Clinical Features
- Multifocal high grade dysplasia
- does not have the striking manifestations of the acute forms and is usually characterized by
o Significant risk of progression to intramucosal or invasive carcinoma
recurrent attacks of either steady epigastric or right upper quadrant pain. Nausea, vomiting, and
o Treated as intramucosal carcinoma
intolerance for fatty foods are frequent accompaniments.
Autoimmune Gastritis
- Diagnosis of both acute and chronic cholecystitis is important because of the following
- Ab to parietal cells and intrinsic factor present early in the disease course
- Progression to gastric atrophy à 2-3 decades; anemia only in few patients
o Bacterial superinfection with cholangitis or sepsis
- Women > men
o Gallbladder perforation and local abscess formation
- Pernicious anemia and autoimmune gastritis
o Gallbladder rupture with diffuse peritonitis
o Associated with Hashimoto thyroiditis, insulin-dependent (type I) diabetes mellitus,
o Biliary enteric (cholecystenteric) fistula, with drainage of bile into adjacent organs, entry
Addison disease, primary ovarian failure, primary hypoparathyroidism, Graves disease,
of air and bacteria into the biliary tree, and potentially, gallstone-induced intestinal
vitiligo, myasthenia gravis, and LambertEaton syndrome
obstruction (ileus)
- Little evidence of linkage to HLA alleles
o Aggravation of preexisting medical illness, with cardiac, pulmonary, renal, or liver
- Neuropathic changes: demyelination, axonal degeneration, and neuronal death
- Most common manifestation of peripheral neuropathy: paresthesias and numbnessB
o Porcelain gallbladder, with increased risk of cancer, although surveys of this risk have
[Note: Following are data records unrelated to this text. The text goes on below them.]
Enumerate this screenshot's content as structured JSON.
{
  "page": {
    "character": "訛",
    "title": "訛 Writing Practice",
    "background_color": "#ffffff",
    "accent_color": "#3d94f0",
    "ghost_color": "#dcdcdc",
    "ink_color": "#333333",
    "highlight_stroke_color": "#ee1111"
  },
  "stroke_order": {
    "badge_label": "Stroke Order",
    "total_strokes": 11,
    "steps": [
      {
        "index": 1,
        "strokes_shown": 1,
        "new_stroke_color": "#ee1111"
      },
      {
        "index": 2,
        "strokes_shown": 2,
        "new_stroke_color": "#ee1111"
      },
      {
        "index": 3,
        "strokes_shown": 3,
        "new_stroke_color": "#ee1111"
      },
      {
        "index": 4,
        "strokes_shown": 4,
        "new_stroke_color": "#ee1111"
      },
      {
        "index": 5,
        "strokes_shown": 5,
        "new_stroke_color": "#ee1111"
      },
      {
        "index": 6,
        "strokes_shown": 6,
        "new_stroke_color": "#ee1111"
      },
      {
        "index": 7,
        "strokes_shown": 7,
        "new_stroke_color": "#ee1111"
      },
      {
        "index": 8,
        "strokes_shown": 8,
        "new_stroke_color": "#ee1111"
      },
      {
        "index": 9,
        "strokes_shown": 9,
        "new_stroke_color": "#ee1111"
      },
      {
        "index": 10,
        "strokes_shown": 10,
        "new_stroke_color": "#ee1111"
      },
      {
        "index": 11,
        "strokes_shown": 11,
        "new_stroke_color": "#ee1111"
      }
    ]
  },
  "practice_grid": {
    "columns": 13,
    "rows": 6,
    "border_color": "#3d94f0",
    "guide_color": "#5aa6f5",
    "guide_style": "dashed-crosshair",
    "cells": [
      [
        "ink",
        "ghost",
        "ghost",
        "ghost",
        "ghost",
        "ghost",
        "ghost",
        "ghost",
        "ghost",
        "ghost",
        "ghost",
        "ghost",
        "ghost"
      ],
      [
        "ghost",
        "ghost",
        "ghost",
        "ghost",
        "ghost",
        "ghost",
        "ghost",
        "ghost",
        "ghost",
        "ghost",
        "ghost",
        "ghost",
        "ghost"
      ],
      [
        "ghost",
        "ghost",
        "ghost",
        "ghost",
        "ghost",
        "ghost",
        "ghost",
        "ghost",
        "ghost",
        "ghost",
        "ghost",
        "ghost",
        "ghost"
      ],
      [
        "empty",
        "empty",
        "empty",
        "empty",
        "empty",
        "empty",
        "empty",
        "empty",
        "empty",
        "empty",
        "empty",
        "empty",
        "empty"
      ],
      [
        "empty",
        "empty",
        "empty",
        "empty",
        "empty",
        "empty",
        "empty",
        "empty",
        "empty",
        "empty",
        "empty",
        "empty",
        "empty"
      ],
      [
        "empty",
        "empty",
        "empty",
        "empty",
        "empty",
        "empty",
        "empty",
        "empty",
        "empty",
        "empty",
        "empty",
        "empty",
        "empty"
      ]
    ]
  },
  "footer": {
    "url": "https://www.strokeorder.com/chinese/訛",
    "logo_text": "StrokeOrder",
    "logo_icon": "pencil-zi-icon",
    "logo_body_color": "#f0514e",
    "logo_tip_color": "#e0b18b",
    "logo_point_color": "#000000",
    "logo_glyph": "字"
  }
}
- Spinal lesions à From demyelination of dorsal and lateral spinal tracts à Subacute combined
yielded widely discrepant frequencies
degeneration of the cord

SYT2021 2